Basal Cell Carcinoma
About Basal Cell Carcinoma
Basal cell carcinoma is the most common form of cancer worldwide. In the United States, it accounts for approximately 80 percent of all skin cancers. The majority of basal cell carcinomas are easily and successfully treated with current therapies.
Signs and Symptoms of Basal Cell Carcinoma
The skin consists of three layers. The top layer, called the epidermis, is where most skin cancers, including basal cell carcinoma, arise.
Basal cell carcinomas are most commonly found on the face, neck, hands, or other parts of the body that are frequently exposed to the sun.
The first sign of basal cell carcinoma is an unusual growth on your skin. You may notice a waxy lump or a small, smooth, shiny, or pale growth. Or there may not be a lump at all, but instead you notice a flat spot that looks slightly different from the rest of your skin.
Some basal cell carcinomas develop so slowly that you only notice them after they’ve been there for a while.
Basal cell carcinoma can appear in one of several ways:
- a small, smooth, shiny, or pale growth
- a waxy-looking lump

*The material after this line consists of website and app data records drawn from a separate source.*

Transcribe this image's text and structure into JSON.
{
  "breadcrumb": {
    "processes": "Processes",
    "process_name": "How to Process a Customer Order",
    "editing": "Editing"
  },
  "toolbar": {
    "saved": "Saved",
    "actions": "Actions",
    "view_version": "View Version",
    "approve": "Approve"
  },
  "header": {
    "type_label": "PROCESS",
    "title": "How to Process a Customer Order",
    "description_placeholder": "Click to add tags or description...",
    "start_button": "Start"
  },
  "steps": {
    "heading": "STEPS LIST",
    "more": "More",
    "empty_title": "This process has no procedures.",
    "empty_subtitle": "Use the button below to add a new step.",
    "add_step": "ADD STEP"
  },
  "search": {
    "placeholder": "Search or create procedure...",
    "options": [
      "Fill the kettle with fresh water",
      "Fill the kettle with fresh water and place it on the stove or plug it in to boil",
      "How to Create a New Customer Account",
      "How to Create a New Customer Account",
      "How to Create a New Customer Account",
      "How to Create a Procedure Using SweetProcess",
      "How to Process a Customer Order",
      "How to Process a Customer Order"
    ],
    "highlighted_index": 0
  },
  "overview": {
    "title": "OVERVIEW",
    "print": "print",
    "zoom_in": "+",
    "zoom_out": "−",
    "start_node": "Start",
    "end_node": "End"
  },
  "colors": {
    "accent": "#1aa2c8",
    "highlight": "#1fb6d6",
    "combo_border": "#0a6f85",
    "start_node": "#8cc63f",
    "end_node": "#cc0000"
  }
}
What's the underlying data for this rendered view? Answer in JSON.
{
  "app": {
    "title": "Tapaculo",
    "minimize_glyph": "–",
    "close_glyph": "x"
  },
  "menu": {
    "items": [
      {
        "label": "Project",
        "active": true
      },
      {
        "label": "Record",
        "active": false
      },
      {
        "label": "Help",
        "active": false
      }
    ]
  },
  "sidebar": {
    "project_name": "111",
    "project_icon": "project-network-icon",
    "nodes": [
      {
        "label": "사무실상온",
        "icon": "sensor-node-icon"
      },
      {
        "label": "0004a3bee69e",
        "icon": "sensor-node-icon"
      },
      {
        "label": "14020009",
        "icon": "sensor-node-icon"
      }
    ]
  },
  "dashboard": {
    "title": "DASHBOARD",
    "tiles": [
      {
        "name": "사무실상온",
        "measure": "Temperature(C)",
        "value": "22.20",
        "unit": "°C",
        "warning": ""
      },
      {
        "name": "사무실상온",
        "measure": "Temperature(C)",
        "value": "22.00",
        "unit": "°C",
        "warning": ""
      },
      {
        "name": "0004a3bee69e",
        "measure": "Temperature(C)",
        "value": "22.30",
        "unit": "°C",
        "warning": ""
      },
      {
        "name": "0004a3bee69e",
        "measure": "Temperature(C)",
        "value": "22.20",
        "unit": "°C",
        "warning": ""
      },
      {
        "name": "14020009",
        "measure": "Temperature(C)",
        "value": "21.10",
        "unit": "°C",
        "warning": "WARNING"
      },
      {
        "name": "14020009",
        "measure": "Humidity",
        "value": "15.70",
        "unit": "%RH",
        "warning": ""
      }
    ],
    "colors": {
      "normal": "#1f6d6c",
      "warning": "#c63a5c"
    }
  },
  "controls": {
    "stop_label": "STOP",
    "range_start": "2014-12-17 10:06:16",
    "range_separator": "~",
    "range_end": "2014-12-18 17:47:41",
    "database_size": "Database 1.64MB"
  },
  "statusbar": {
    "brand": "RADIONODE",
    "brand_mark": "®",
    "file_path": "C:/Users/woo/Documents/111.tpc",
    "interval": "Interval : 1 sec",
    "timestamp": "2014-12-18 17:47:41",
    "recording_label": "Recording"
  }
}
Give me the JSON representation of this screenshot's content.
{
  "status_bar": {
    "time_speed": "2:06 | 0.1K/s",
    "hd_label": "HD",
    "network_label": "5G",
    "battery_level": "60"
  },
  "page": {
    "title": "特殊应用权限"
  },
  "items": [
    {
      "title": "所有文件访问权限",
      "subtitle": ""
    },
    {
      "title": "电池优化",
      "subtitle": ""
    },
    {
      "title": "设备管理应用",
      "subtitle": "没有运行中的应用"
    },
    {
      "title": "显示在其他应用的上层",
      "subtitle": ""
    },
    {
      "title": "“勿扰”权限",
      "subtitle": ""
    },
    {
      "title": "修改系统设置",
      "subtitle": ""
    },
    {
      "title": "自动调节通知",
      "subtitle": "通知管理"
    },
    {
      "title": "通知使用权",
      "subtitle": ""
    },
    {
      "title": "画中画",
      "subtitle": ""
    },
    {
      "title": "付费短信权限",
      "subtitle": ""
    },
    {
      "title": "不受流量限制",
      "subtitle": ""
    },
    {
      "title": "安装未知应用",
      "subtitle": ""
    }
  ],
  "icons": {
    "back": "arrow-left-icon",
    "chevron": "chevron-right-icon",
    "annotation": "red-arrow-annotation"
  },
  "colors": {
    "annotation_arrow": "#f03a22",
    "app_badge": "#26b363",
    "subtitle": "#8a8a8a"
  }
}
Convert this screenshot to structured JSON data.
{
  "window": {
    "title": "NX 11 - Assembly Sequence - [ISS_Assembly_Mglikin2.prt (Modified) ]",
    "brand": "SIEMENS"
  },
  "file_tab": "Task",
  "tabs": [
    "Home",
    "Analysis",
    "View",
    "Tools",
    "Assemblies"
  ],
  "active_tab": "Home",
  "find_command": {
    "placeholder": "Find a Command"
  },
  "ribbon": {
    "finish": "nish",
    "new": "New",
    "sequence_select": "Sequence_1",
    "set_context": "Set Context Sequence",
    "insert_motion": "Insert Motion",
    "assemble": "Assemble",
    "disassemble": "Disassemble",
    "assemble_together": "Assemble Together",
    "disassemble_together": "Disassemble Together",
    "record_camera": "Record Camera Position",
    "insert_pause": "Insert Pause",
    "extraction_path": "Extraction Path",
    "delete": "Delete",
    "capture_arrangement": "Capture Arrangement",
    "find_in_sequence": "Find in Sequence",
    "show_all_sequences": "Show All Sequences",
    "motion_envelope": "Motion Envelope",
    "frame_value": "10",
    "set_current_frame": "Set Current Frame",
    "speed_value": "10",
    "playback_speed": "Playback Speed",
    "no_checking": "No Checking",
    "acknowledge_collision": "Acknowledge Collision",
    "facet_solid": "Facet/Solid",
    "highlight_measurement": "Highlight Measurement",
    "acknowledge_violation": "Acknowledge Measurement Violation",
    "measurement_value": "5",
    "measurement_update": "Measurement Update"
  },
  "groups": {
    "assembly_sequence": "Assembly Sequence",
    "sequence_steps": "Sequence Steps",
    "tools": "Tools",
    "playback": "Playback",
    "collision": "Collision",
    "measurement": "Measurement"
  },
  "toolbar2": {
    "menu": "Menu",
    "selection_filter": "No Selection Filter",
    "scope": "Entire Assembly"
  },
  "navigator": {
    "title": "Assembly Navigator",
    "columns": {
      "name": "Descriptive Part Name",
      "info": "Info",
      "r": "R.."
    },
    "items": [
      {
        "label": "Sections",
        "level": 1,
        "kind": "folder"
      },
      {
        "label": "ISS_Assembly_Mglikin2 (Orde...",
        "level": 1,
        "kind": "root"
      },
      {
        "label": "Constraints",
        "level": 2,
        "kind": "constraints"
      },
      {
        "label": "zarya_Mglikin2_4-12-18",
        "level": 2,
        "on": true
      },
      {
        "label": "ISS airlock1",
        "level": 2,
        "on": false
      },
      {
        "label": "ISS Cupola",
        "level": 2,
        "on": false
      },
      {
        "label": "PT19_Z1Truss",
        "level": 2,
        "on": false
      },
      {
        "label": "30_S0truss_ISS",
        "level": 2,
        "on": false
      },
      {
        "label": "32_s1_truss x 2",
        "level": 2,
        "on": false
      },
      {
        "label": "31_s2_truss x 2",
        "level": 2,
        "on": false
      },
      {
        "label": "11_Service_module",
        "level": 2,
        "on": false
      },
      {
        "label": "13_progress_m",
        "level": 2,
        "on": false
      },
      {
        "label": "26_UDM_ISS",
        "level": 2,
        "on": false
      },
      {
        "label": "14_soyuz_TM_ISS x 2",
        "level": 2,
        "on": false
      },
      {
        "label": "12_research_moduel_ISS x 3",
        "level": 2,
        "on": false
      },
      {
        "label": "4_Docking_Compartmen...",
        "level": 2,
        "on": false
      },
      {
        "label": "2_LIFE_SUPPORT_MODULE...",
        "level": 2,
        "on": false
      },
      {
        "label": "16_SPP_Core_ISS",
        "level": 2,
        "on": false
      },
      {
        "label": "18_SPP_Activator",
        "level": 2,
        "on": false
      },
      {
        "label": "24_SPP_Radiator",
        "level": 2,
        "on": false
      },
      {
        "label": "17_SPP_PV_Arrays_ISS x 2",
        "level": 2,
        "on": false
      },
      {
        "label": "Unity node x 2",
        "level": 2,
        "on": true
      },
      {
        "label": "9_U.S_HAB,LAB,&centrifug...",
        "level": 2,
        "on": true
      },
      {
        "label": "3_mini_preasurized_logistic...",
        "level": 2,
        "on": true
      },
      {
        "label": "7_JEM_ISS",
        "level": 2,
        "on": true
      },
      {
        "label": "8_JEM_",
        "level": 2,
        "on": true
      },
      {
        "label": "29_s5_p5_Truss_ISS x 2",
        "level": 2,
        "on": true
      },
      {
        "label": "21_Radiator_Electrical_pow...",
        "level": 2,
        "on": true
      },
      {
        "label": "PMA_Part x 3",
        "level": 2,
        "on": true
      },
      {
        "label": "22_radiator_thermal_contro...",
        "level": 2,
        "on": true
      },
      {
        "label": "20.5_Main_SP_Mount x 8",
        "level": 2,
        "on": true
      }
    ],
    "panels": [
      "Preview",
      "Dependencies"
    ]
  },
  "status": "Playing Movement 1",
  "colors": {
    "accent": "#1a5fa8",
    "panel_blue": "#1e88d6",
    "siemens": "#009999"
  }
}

- a red patch or irritated area
- a small, pink, pearly bump
- a white or yellow scar-like area
- a smooth growth with a dent or dimple in the middle
- a bleeding or oozing sore
This type of skin cancer rarely causes pain when it’s developing. However, it may bleed after a minor injury, then form a scab and heal. Since a spot like this can scab and heal over and over again for months or years without seeming to grow, it’s easy to think that it is just a sore or a wound.
Basal cell carcinomas rarely spread to other parts of the body, and deaths from this disease are very rare. However, because basal cell carcinomas often occur on the face, they can cause serious cosmetic damage and functional difficulties if not diagnosed and treated early.